We recommend that you evaluate the assay in at least three external sites. Generally, you should assess performance in the testing environment where the device will ultimately be used (i.e., central laboratory) by individuals who will use the test in clinical practice. You should initially analyze data separately to evaluate any inter-site variation and include results of the analysis in the 510(k) summary report. It may be appropriate to report pooled results from the individual sites in the package insert, if you can demonstrate that there are no significant differences in the results among sites. Before initiating a clinical study, you may wish to contact the Division of Immunology and Hematology Devices.
We recommend that you provide appropriate specifics concerning protocols so that we can interpret acceptance criteria or data summaries during the review. For example, when referring to NCCLS protocols or guidelines, we recommend that you indicate which specific aspects of the protocols or guidelines you followed. We also recommend that you include protocol specifics in labeling, as these may be necessary to aid users in interpreting information in your labeling.
We believe the software used in class II automated FISH enumeration systems may meet the definition given in these guidance documents for devices with a minor or moderate level of concern, depending on the specific analyte and impact that the software application would have on the diagnosis. Therefore, you should provide documentation for the appropriate level of concern of the device.
Specific Performance Characteristics
Because various cell selection and enumeration systems may be based on different biological selection and detection agents, and because instrumentation may differ considerably between devices, FDA recommends that, for an automated FISH enumeration system, you compare the results of your device to the reference method used for the predicate device (e.g., the cleared manual enumeration method). In addition, the assay you use to validate your automated FISH enumeration system for the 510(k) should be a legally marketed FISH assay. You may contact the Division of Immunology, Hematology and Pathology Devices for FDA input on your study plan prior to initiating comparison studies.
We recommend that you incorporate the following in your clinical evaluation study plan:
We recommend the following concerning sample size and selection in your studies:
Your 510(k) submission should include a description of your internal (i.e., manufacturer’s site) and external site protocols, and study results. You should describe how you addressed the issues concerning study plan and sample selection listed above. You should also describe the following:
The premarket notification should include labeling in sufficient detail to satisfy the requirements of 21 CFR 807.87(e). The following suggestions are aimed at assisting you in preparing labeling that satisfies the requirements of 21 CFR 807.87(e). Although final labeling is not required for 510(k) clearance, final labeling must comply with the requirements of 21 CFR 801 and 21 CFR 809.10 before a medical device is introduced into interstate commerce. Labeling recommendations in this guidance are consistent with the requirements of part 801 and section 809.10.
Directions for use
Precautions and Warnings
2 Refer to Indications for Use Form for the recommended format.

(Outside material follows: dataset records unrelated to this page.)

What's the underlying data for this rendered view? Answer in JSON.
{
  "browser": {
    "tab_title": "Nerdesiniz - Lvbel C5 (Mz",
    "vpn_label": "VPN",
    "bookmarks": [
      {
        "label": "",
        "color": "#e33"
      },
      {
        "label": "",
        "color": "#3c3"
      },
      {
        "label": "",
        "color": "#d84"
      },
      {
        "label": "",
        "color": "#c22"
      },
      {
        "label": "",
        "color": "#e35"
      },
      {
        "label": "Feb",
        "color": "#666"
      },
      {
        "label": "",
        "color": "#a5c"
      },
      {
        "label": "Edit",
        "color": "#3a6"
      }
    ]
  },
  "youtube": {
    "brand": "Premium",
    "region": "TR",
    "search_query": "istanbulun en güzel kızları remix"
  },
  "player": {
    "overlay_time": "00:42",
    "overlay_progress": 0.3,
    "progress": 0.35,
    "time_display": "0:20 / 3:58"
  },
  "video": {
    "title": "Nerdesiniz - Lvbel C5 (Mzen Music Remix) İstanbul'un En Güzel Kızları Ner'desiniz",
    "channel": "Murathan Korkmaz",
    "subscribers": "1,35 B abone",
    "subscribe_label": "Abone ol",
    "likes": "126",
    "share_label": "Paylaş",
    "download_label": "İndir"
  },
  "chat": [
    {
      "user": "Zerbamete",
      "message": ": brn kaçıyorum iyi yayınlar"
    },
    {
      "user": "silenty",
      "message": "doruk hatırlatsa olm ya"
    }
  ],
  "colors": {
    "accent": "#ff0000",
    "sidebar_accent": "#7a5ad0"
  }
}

3 If FDA makes a substantial equivalence determination based on acceptance criteria, the subject device should be tested and shown to meet these acceptance criteria before being introduced into interstate commerce. If the finished device does not meet the acceptance criteria and, thus, differs from the device described in the cleared 510(k), FDA recommends that submitters apply the same criteria used to assess modifications to legally marketed devices (21 CFR 807.81(a)(3)) to determine whether marketing of the finished device requires clearance of a new 510(k).
4 See Required Elements for a Declaration of Conformity to a Recognized Standard (Screening Checklist for All Premarket Notification [510(K)] Submissions).